The heart wants what it wants, and sometimes what it most desires is an inanimate structure that’s secretly sentient and with more charisma than some of Hollywood’s insipid leading men. For her bizarrely romantic first feature, Belgian director Zoé Wittock delivers an approximation of “The Shape of Water” (or other films about creature/human couples) where instead of an anthropomorphic amphibian the love interest is a fair ride.
French actress Noémie Merlant (one of the glorious stars of “Portrait of a Lady on Fire”) plays small town introvert Jeanne. Not too keen on people, she enjoys her graveyard shift cleaning the local amusement park, which she’s visited since childhood. Alone one night, Jeanne discovers that the “Move It,” a large spinning attraction, is alive. Since this encounter rings reminiscent of that with a Transformer, one almost expects it to speak like Optimus Prime, but then we are glad it doesn’t.
Jumbo, what Jeanne names it to further assert its humanity, communicates via spirited circular movements, dark secretions, and the colorful light bulbs that adorn it. Banter between them quickly evolves to their own peculiar, and oily, interpretation of sexual intimacy. Think of a muted, R-rated version of the Transformers franchise, or more specifically 2018’s spin-off “Bumblebee”: woman and machine elope while the rest of the world is unaware of the secret life of motorized vehicles from outer space.
Once their connection is established, Wittock leaves no room for ambiguity about whether Jumbo is real. He exists and Jeanne’s feelings are reciprocated, so the obstacle lies in getting acceptance from her lonely mother Margarette (Emmanuelle Bercot). Committed to the central relationship, the writer/director never makes this a movie about mental health, even if Margarette or Jeanne’s flesh-and-blood, infuriatingly persistent suitor Marc (Bastien Bouillon) question the heroine’s sanity.
Such narrative determination works for the “against all odds” passion on display, but it also seems to deter Wittock from expounding on the mechanics of this fictional world. No one knows why Jumbo is the only conscious ride or if others would also come to life if someone loved them. The screenplay plays within a limited box in order to not push too hard into any direction that would put into question the reality of this romance.
Merlant’s utter sincerity in enacting how Jeanne handles this emotional rollercoaster (pun absolutely intended), including the rejection it brings her, convinces us of the character’s devotion. With few words but outbursts of anguish, the actress manifests the fervor of young love. Merlant loses herself in the role so intensely that it’s impossible not to empathize with her and Jumbo, as strange as the premise remains throughout. She sells it without an ounce of cynicism. Bercot’s neurotic portrayal of a matriarch contrast strongly with her daughter’s demure persona.

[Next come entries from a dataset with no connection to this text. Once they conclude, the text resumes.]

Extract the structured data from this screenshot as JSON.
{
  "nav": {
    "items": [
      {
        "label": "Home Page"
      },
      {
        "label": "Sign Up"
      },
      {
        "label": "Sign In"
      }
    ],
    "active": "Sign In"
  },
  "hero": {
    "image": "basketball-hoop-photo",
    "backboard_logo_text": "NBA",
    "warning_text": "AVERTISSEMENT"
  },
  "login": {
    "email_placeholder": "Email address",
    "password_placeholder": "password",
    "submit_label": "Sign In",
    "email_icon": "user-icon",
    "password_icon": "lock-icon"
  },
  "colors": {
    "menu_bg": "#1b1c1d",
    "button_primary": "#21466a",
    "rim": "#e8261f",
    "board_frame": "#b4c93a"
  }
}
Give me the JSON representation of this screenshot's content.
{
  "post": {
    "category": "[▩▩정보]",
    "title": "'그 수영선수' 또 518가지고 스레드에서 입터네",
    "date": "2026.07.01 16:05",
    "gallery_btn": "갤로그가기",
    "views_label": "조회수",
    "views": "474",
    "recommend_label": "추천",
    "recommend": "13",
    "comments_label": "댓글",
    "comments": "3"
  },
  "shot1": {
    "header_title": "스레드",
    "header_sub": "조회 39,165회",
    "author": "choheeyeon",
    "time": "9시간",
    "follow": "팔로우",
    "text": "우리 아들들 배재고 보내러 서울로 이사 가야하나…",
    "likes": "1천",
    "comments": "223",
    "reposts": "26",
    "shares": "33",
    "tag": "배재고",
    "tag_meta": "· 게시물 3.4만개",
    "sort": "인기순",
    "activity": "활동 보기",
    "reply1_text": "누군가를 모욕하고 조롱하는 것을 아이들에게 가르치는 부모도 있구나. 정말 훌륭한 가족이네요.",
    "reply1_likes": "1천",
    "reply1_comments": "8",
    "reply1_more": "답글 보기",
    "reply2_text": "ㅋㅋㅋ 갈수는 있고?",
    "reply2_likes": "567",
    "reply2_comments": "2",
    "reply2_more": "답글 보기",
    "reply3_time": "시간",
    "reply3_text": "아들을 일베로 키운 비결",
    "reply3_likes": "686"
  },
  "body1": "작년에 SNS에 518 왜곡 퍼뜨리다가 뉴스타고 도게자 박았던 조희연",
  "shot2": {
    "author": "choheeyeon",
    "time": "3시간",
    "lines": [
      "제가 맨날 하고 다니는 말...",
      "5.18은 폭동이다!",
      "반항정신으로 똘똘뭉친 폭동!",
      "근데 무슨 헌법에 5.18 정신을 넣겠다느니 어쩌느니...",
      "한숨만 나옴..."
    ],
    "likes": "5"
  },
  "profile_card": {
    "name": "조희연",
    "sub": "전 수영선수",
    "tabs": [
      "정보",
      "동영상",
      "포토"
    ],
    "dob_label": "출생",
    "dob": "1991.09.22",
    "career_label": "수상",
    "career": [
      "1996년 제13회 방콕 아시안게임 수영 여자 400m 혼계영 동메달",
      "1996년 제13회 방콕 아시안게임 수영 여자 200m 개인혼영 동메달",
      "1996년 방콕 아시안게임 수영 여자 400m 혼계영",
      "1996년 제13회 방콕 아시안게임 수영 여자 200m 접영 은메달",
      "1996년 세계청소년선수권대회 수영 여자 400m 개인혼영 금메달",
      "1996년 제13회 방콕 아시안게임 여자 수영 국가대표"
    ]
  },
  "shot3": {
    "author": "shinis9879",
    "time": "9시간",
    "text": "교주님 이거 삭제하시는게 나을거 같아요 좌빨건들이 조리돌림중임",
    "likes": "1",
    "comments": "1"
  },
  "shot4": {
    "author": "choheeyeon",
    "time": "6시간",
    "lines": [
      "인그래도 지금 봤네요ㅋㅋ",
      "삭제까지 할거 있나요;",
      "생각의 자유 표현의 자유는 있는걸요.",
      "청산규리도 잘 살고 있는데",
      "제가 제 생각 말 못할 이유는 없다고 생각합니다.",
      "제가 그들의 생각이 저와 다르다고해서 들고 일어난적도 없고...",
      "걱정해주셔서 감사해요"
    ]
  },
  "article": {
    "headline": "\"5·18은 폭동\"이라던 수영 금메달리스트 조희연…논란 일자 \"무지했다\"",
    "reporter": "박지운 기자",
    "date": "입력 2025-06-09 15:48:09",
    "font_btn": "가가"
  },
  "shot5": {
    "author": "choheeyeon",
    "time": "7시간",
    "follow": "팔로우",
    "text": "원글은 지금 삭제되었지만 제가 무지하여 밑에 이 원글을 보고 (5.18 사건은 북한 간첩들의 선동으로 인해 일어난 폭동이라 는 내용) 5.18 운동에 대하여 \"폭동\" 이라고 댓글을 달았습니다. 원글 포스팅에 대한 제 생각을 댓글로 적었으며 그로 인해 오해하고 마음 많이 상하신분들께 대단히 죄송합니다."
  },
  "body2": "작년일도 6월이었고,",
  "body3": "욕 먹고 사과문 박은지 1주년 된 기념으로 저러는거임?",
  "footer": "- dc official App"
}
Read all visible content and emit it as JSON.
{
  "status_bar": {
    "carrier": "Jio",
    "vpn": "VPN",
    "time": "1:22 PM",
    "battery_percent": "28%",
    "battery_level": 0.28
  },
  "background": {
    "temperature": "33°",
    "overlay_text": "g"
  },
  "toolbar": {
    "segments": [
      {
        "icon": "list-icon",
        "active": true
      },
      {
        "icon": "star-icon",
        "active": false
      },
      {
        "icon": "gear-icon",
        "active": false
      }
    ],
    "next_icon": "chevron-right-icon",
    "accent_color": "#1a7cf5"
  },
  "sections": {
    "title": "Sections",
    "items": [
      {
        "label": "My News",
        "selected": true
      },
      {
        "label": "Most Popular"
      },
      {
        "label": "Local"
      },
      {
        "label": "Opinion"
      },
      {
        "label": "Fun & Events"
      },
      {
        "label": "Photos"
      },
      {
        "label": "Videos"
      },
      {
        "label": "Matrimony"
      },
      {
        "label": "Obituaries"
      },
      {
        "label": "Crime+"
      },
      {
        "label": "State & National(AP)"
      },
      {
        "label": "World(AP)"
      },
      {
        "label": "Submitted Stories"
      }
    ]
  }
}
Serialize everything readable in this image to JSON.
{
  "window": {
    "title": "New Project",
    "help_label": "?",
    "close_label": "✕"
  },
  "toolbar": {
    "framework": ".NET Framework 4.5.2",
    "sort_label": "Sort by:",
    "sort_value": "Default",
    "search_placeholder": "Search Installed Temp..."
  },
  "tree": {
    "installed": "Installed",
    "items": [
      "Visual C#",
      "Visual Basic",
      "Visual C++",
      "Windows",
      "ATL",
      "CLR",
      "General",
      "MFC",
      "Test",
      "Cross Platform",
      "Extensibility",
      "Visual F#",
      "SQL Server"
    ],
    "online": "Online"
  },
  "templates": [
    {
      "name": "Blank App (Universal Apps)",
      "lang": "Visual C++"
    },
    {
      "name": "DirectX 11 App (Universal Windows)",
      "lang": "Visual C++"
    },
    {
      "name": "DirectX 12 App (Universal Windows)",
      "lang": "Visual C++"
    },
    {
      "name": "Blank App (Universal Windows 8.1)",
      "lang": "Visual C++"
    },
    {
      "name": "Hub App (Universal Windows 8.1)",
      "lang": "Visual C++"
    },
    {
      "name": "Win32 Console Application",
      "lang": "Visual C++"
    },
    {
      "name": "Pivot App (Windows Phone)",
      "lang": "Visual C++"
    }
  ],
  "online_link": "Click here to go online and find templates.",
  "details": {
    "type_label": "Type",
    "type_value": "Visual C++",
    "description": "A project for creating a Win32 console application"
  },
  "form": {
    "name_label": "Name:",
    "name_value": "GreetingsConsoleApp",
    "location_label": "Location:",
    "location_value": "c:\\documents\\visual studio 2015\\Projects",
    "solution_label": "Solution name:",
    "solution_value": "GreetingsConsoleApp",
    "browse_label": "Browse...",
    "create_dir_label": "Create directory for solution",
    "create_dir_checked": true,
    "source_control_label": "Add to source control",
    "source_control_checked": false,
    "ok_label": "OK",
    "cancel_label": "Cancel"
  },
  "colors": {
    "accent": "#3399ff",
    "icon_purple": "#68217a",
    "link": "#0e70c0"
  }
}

To preserve that earnestness Wittock then sidesteps introspection, and restricts character development to Jeanne’s aptitude for creating scaled mechanical designs in her room. Afraid, perhaps, that if we get to know her more profoundly, we might wonder if there’s trauma igniting a delusion. By the same token, the town’s dynamics are also thinly drawn—including a band of kids who taunt Jeanne and seem to visit the park every day.
Aside from Merlant’s performance, this inter-material relationship between flesh and metal is made spellbinding by cinematographer Thomas Buelens’ work in scenes where Jeanne rides on Jumbo or addresses its flat center (the closest thing to a face). As she rides or stares at her massive lover, she basks in the radiant patterns of its lights in motion. That striking, nearly hypnotic imagery calls to mind a meeting between an EarthLink and a spaceship. Jumbo has personality, and that’s a major feat accomplished entirely through the film’s visual language.
Those moments of dazzling bonding have greater impact than the one dreamlike sequence showing a semi-naked Jeanne in a white space being swallowed by a dark liquid (machinery lubricant) similar to the feeding scenes in “Under the Skin.” Because the validity of their union is never in doubt in Jeanne’s eyes, “Jumbo” functions as a straightforward allegory for the notion that love is love. If a large piece of entertainment machinery can awaken such unabashed affection from her, then surely all other, consensual human liaisons should be seen as orthodox.
In the movie’s final throes, the filmmaker mystifyingly shifts tone from alluring drama to cheeky comedy. Furthermore, the story solves the conflict of parental approval through a supporting character that enters as the voice of reason yielding a muddled resolution. Though curiously charming, “Jumbo” behaves like love at first sight that doesn’t think about the consequences of the ardent now or the larger, long-term picture.
Now playing in select theaters and virtual cinemas.